 The Hartford Public High Owl Annual, vol. 14, A review of Athletics (Rutland: Marble City Press, 1909) pg 61
 The Hartford Public High Owl Annual, vol. 14, A review of Athletics (Rutland: Marble City Press, 1909) pg 61
 The Hartford Public High Owl Annual, vol. 14, A review of Athletics (Rutland: Marble City Press, 1910) p. 171
 The Hartford Public High Owl Annual, vol. 14, A review of Athletics (Rutland: Marble City Press, 1910)
 Charles Osborn, “The Spectator”, The Aegis, 1914, Vol. 14
 The Hartford Public High Owl Annual, vol. 14, A review of Athletics (Rutland: Marble City Press, 1915) Monroe C. Gutman Education Library at Harvard University.
 The Hartford Public High Owl Annual, vol. 14, A review of Athletics (Rutland: Marble City Press, 1916) Monroe C. Gutman Education Library at Harvard University.
 Mary Ellen Hanson, “Go! Fight! Win! Cheerleading in American Culture,”Bowling Greenstate University Popular Press. 1995. 17.
 The Hartford Public High Owl Annual, vol. 14, A review of Athletics (Rutland: Marble City Press, 1920) Monroe C. Gutman Education Library at Harvard University.
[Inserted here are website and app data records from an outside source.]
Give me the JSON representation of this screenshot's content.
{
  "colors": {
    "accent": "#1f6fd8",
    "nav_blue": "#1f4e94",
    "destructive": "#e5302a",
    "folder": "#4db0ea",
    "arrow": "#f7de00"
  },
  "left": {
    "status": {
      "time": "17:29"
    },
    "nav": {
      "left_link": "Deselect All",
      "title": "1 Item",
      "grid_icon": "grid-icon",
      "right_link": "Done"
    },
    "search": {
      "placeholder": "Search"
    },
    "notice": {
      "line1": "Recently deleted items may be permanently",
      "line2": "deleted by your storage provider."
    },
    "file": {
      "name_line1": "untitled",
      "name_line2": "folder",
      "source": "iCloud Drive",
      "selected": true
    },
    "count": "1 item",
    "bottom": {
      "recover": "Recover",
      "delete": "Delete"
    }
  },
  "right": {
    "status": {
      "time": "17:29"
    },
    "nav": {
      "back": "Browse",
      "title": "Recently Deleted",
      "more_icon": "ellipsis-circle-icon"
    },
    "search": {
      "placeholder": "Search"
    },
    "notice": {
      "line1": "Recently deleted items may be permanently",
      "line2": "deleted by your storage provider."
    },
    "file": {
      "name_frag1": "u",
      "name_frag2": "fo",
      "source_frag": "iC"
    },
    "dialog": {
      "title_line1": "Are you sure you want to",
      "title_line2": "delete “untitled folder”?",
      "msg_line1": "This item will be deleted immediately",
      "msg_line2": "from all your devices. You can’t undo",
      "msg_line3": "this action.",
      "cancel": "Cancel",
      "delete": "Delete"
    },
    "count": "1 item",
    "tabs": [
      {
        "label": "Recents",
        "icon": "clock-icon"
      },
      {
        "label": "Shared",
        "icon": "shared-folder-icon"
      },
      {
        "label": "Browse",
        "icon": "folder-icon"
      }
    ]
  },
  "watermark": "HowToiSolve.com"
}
 Feldmeth, Greg D. “U.S. History Resources” http://home.earthlink.net/~gfeldmeth/USHistory.html (31 March 1998).